- A: The Little Match Girl by Hans Christian Andersen
- 2: A Dark Brown Dog by Stephen Crane
- 3: Nobody’s Story by Charles Dickens
- 4: Kew Gardens by Virginia Woolf
- 5: The Fullness of Life by Edith Wharton
- 6: Beyond the Bayou by Kate Chopin
- 7:The Inconsiderate Waiter by J.M. Barrie
- 8: An Hour by Louisa May Alcott
- 9: In France by P.T. Barnum
- 10: The Moonlit Road by Ambrose Bierce
- J: The Art of Seeing Things by John Burroughs
- Q: The Nameless Dead by Kate Cumming
- K: Porcelain and Pink by F. Scott Fitzgerald
- A: Queen Victoria’s Jubilee by Mark Twain
- 2: A Carnival Jangle by Alice Dunbar
- 3: Amy Foster by Joseph Conrad
- 4: The Rainbow’s End by Kathleen Norris
- 5: Extricating Young Gussie by P.G. Wodehouse
- 6: The Looking Glass by Anton Chekhov
- 7: Kitty’s Class Day by Louisa May Alcott
- 8: The Star by H.G. Wells
- 9: A Report to an Academy by Franz Kafka
- 10: The Fortune Teller by Melville Davisson Post
- J: One of these Days by Gabriel Garcia Marquez
- Q: Bliss by Katherine Mansfield
- K: After the Dance by Leo Tolstoy
- A: There Are No Guilty People by Leo Tolstoy
- 2: Daughters of the Vicar by D.H. Lawrence
- 3: The Glass Dog by L. Frank Baum
- 4: A Fragment of Stained Glass by D.H. Lawrence
- 5: The Diary of a Madman by Guy de Maupassant
- 6: The Dream of a Ridiculous Man by Fyodor Dostoevsky
- 7: The Nightingale and the Rose by Oscar Wilde
- 8: A Woman Is Always a Woman by P.G. Wodehouse
- 9: The Flood by Emile Zola
- 10: Karma by Grace James
- J: One Touch of Heaven by P.G. Wodehouse
- Q: The Beautiful Dance of Yedo by Grace James
- K: A News Paper Story by O. Henry
- From A to 6 –> random story of the day off American Literature website.
- 7: Rumpelstiltskin by the Brothers Grimm
- 8: Rapunzel by the the Brothers Grimm
- 9: Hearts and Hands by O. Henry
- 10: Daisy Miller by Henry James
- J: Short story out of my Edmund Crispin book
- Q: Eveline by James Joyce
- K: Araby by James Joyce
At the moment, I’m wondering how short at James Joyce’s short stories. 😀 You have no idea how thrilled I am for these two challenges as they both are absolutely perfect!
For January, I plan to join the Jazz Age January event that Leah is hosting on Books Speak Volumes.
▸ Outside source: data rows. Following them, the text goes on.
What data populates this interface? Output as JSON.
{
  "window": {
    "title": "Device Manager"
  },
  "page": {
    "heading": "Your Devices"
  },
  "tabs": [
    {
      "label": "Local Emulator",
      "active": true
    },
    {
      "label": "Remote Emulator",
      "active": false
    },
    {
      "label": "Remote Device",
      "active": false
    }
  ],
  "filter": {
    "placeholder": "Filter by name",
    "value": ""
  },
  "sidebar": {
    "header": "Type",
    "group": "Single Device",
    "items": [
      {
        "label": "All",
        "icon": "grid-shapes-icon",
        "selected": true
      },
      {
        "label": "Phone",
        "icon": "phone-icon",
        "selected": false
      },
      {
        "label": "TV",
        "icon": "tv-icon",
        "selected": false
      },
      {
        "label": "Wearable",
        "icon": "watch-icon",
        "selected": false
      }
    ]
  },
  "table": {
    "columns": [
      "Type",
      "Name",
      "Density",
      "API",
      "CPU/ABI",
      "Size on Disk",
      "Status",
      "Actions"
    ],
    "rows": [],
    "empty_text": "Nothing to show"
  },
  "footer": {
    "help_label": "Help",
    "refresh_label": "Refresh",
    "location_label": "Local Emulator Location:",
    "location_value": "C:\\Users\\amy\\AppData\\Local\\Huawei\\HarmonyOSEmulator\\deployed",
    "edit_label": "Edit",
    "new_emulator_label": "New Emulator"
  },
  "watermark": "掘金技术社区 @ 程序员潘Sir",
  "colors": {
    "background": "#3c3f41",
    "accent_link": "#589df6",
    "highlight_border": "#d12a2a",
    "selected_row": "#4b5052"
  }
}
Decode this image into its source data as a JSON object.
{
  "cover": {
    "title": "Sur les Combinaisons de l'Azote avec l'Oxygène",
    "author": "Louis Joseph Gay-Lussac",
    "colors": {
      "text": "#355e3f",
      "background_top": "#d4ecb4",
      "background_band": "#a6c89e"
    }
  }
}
My only issue with this event is I don’t currently have any Jazz Age books and I’m not sure I have enough time to get/or read one with my exams and all. And no bookstore near me, like NONE, seem to have anything for Fitzgerald or Hemingway, so… I’ll try my best though.
Let me know what challenges you’re taking on this year and if you’re participating in either of these challenges! I would love to see you lists and stuff!
Happy new reading year, everyone.